1. Set aside time that feels good to you.
When it comes to journaling, there's no special frequency formula for best results. Perhaps the start of every week or the end of the month works better than a daily commitment for you...
It doesn't have to be an all or nothing method; it's simply determined by what feels manageable and beneficial for you.
Like any new habit that is stretching you beyond your comfort zone and re-wiring your programming, it may take a little effort to implement and then integrate what comes up, so be patient with yourself but remain intentional with how you get there.
Don't give up before you've really begun.
2. Create an environment that supports deep reflection.
You can have the best intentions with carving out time to get deep in your thoughts, but your environment to do so within, is just as important.
Make a quiet space in your home or leave the house to remove distractions, so that you can fully commit to your you-time like the rest of your world depends on it, because it does.
Never underestimate the power in a change of scenery for any form of self-development.
3. Avoid overthinking the process or becoming so intent on editing that it's no longer your immediate and innermost thoughts.
You are your only audience when you journal, so trying to plan, frame and edit your writing only takes away from the purpose it's meant to serve in this context and will leave you frustrated trying to achieve elusive perfection.
There's a time and place for polished work but it's not here, instead let this be where your unfiltered writing and thoughts have the opportunity to live, to form new realisations and create better self-expression when all laid out.
In the surrender is where it will become perfect, you'll see.
4. Write down your thoughts from the day, current feelings, things that have happened in your day/week, things you're hopeful for in the future.
When you feel there isn't anything meaningful to write about, start with the basics and remember that: you create the meaning.
Lean into your intuition, pay attention to the situations you find yourself in and most importantly your responses to them. When you do this, consider any patterns you may have missed or a golden opportunity you can't see... until you peel back the layers.
Notice how you feel when you write to release and when you write to put the wheels in motion on something.
5. Experiment with freestyle writing and journal prompts.
The most important part is getting to know yourself.

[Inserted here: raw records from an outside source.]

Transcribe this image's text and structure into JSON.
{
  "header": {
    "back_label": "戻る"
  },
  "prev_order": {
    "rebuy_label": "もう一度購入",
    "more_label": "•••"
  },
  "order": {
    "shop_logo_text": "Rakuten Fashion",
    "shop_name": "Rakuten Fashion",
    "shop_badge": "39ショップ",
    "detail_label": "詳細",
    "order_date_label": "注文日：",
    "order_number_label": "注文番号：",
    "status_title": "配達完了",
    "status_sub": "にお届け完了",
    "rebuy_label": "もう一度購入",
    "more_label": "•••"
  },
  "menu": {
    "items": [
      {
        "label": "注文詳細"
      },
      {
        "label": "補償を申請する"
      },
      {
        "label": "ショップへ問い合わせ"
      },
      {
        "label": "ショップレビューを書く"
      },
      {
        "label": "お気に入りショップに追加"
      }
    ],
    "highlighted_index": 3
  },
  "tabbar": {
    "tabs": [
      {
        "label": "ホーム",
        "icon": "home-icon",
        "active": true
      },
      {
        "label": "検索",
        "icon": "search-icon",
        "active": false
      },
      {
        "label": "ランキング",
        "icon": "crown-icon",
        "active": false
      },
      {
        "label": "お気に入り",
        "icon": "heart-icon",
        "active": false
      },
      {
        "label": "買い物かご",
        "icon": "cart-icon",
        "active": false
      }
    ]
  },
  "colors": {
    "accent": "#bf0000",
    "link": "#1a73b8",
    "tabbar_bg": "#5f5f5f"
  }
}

Some days it may look like asking questions and trusting your answers and other days it'll look like a brain dump (ie: the slide before). Both are powerful and both have their place in this practice.
A common misconception is, if you don't have it all figured out in your head it'll just inhibit your ability to figure it out on paper, but that couldn't be further from the truth...
Think about it: you can't build a lego structure while it's still in the box, sooner or later you need to remove the pieces and organise them so you can actually create something to marvel at. Treat your mind the same way.
6. Wrap it up on a positive note, or with an important lesson.
Whenever your thoughts and words become heavy, let it be an opportunity to recognise your own range of emotions and begin moving through them.
Regardless of your motivation to begin writing, trust it's inching you closer to meeting yourself through a new lens, and usually always a version that can see the silver lining or a fresh perspective in a situation, a determination previously lost and the endless ideas that only you can give life to. Focus on this magic.
Get comfortable with being a work in progress, and treat your journal time as something to always be continued too, where you leave space for things to develop, lessons to reveal themselves and gratitude to grow.
I hope this has helped you find your flow.
This is your bright life.